The Bank of Japan (BOJ) has again revised downward its forecast of consumer prices. The central bank now predicts that Japan will achieve the goal of 2 percent annual inflation sometime around fiscal 2018, about a year later than predicted this past July.
This is the fifth time that the BOJ has postponed the timing of achieving a 2 percent inflation rate, effectively admitting that it is difficult for the country to attain the target during BOJ Gov. Haruhiko Kuroda's five-year term.
Under the leadership of Kuroda, the BOJ declared three years and seven months ago that Japan would achieve a 2 percent inflation target within about two years and launched large-scale credit easing to that end. As part of this monetary policy, the central bank has purchased about 40 percent of outstanding government bonds, thereby supplying a massive amount of money to the economy.
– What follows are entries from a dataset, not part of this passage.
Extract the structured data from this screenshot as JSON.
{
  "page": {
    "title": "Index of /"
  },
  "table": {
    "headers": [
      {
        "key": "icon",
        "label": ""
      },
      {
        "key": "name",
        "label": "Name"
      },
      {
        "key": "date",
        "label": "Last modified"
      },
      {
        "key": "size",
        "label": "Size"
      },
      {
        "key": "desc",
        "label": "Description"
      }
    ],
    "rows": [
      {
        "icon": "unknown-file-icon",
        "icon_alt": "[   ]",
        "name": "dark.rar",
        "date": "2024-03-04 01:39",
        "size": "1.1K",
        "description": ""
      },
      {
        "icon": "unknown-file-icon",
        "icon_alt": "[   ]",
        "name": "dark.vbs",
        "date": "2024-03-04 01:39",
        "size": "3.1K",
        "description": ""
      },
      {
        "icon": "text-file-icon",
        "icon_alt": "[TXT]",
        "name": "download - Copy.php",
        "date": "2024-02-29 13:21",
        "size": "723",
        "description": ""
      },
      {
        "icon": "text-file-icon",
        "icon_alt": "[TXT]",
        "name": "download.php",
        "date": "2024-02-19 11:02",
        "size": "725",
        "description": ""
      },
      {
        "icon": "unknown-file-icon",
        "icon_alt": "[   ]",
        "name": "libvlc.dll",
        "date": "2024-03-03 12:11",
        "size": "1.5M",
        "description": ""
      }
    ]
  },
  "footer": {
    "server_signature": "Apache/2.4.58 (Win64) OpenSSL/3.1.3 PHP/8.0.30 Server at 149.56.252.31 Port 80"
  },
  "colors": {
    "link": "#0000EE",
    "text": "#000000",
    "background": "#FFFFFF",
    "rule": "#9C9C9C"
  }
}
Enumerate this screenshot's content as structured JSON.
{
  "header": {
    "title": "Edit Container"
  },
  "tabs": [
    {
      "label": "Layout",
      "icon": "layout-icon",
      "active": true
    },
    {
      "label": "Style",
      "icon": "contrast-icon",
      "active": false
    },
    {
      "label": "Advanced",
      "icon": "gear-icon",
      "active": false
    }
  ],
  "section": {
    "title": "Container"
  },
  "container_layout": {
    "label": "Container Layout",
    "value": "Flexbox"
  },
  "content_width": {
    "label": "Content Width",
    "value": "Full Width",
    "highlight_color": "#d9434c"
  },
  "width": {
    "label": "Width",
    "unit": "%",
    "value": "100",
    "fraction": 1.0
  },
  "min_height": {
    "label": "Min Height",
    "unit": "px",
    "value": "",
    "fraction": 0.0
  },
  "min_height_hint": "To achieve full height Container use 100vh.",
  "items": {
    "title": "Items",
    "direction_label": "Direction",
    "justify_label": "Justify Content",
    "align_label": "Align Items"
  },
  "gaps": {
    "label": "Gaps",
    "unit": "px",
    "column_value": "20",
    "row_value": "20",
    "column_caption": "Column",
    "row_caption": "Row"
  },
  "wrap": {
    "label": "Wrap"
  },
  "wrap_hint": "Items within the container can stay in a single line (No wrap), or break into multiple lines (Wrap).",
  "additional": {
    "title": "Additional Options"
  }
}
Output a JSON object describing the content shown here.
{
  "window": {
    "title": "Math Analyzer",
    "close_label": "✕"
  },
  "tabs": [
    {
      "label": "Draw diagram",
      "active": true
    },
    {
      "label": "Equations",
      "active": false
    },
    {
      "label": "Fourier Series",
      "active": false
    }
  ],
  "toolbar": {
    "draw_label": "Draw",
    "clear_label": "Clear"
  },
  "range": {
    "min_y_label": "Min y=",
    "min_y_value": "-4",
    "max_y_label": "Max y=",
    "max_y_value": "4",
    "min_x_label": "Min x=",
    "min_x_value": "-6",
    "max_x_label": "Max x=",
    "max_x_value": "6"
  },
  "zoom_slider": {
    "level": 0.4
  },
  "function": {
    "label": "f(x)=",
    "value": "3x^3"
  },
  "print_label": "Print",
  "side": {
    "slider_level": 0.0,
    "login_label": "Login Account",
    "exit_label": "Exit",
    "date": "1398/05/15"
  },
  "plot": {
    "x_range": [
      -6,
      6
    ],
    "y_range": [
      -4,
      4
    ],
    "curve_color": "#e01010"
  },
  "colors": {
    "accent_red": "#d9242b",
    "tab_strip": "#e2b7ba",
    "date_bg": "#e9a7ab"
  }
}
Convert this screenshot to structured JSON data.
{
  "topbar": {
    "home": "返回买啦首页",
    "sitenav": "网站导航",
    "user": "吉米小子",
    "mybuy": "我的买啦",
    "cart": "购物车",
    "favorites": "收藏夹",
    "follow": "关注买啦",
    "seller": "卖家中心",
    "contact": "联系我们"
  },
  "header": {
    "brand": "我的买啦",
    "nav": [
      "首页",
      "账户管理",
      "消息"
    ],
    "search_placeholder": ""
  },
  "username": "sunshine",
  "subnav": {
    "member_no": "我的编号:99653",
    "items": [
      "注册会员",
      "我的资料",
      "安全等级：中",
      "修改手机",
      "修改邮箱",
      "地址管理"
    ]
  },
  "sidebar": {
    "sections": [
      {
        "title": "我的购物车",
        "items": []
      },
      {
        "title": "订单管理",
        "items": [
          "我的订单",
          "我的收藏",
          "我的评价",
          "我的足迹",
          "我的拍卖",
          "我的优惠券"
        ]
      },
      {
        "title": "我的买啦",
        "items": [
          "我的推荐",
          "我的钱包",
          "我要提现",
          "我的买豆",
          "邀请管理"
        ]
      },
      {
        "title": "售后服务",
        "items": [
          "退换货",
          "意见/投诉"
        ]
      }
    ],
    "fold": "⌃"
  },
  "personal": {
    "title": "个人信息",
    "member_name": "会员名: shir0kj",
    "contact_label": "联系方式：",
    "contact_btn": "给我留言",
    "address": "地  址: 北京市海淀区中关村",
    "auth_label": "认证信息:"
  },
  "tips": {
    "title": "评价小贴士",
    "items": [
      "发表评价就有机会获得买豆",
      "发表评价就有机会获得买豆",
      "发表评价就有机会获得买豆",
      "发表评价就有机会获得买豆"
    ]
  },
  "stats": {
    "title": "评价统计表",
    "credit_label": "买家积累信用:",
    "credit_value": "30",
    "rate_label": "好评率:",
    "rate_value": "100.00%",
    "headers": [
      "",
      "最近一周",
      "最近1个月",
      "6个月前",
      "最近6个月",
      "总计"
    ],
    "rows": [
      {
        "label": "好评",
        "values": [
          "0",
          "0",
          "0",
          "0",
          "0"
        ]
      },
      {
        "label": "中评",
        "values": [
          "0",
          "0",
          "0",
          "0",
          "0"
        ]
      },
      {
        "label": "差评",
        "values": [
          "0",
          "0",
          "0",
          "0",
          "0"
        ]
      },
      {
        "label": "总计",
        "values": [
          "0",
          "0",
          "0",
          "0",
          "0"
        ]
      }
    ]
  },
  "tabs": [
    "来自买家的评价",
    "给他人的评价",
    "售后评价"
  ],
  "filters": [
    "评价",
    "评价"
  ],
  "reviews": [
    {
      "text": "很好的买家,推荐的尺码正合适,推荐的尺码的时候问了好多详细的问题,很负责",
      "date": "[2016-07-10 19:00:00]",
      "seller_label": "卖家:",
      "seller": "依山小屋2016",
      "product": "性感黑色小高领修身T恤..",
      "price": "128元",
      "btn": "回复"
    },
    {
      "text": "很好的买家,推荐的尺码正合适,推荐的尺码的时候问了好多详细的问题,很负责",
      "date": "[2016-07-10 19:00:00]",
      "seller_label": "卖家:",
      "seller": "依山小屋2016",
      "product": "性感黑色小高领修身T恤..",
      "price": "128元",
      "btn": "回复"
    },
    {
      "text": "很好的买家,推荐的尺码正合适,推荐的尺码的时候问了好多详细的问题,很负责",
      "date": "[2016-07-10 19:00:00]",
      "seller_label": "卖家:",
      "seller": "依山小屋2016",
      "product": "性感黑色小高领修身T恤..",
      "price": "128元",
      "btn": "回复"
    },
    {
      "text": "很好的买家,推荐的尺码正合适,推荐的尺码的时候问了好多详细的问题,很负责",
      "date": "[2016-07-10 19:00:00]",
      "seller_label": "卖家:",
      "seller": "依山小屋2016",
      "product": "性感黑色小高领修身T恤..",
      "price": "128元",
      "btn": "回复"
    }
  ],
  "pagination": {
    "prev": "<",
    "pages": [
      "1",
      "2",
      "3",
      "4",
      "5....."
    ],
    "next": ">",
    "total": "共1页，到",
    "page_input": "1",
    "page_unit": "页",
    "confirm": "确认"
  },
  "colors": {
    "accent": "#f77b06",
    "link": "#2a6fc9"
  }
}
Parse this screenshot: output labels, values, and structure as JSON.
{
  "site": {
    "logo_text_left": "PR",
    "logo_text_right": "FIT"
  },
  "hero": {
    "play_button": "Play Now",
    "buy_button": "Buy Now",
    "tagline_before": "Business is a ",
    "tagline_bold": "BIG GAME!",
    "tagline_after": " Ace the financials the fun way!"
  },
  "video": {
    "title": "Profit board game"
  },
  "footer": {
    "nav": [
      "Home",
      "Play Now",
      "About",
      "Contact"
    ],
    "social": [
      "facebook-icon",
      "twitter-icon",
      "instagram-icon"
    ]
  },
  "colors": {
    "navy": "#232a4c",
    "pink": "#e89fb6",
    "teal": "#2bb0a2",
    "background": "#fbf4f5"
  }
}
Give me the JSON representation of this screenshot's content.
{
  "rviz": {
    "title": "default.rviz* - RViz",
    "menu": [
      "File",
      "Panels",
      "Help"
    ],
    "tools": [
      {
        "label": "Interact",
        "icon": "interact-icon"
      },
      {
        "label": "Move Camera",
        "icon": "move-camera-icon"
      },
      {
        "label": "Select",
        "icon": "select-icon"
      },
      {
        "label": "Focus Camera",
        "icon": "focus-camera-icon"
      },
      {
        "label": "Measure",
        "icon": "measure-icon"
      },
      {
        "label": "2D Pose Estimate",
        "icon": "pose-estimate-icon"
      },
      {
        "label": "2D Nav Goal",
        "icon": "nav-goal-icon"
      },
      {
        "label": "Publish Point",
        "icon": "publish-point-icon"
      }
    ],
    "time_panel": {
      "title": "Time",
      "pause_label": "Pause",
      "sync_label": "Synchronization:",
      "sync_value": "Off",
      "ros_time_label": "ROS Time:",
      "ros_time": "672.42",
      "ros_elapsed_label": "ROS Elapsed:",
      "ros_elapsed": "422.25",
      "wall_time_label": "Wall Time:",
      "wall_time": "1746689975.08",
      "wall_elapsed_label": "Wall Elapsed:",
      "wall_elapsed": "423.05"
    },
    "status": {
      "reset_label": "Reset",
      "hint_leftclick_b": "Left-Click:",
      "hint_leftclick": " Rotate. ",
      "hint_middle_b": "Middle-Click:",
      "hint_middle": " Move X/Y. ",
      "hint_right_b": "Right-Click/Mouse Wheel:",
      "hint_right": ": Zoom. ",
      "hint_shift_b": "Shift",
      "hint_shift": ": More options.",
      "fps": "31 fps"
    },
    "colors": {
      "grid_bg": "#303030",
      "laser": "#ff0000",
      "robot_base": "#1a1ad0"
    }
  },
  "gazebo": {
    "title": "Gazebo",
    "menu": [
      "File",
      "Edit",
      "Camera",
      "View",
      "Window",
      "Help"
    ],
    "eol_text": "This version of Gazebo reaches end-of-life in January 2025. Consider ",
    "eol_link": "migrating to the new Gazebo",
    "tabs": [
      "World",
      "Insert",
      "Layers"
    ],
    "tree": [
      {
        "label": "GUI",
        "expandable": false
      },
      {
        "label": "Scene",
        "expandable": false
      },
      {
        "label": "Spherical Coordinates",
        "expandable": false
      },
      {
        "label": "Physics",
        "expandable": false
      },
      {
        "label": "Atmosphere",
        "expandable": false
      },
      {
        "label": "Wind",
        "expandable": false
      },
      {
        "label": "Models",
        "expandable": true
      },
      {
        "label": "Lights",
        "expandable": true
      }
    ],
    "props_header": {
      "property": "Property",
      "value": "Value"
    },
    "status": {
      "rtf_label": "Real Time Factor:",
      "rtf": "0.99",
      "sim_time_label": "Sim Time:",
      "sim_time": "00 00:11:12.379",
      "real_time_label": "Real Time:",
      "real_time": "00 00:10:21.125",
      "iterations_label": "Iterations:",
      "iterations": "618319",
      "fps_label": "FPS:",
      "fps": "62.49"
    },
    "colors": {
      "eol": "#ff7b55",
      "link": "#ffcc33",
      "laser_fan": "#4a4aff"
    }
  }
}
Nevertheless, the inflation rate remains negative.
The BOJ comprehensively evaluated its policy in September and analyzed its failure to attain the inflation target. The central bank pointed out that consumer prices had declined because of a rapid fall in crude oil prices and the deterioration of economic conditions in emerging countries, and that the Japanese people's predictions of consumer prices tend to be influenced by the current consumer price situation due to a prolonged period of deflation.
The BOJ believed that if the amount of money supplied to the economy were drastically increased, people would believe that consumer prices would go up, which would lead to actual price rises. This scenario has been proved wrong, but the central bank has not acknowledged the mistake.
BOJ Deputy Gov. Kikuo Iwata told a news conference when he assumed his post that if the central bank attributed its failure to achieve its target to other factors while defending its own monetary policy, markets would lose confidence in the policy. This is what is actually happening to the central bank now.
However, questions remain as to whether the BOJ is solely to blame for the failure to achieve the inflation target.
The Liberal Democratic Party (LDP) incorporated the 2 percent inflation target in its campaign pledge for the House of Representatives election in late 2012. The LDP, which was then an opposition party, was aspiring to return to power by pledging to overcome deflation.
The government of Prime Minister Shinzo Abe went on to incorporate the 2 percent inflation target in a joint statement with the BOJ in January 2013 shortly after taking over the reins of government even though that target was too high in light of the condition of the Japanese economy.
The BOJ's massive monetary easing policy was the first of the "three arrows" of the Abenomics economic policy mix promoted by the Abe government. The Abe administration appointed those willing to carry out such monetary easing policy to the central bank's Policy Board.
The target has not only been out of reach but the achievement date has been postponed repeatedly. The latest target date is sometime around 2018, six years after the goal was set. However, economists in the private sector view even the latest goal as overly optimistic. The government must fulfill its accountability for failing to live up to its promise to the public -- one that the government had emphasized.
While demanding that the BOJ overcome deflation at an early date, the government pledged to rehabilitate debt-ridden state finances, saying that the government would "establish a sustainable fiscal structure." Nonetheless, the government has postponed the consumption tax increase from the current 8 percent to 10 percent twice, and the scale of the state budget has ballooned to the largest-ever level.
The risk that financial markets will lose confidence in Japan's state finances and the market prices of government bonds will plummet as a result, dealing a serious blow to the Japanese economy, has heightened to an unprecedented level. It is irresponsible for the government to continue the policy, which has obviously failed, without scrutinizing it.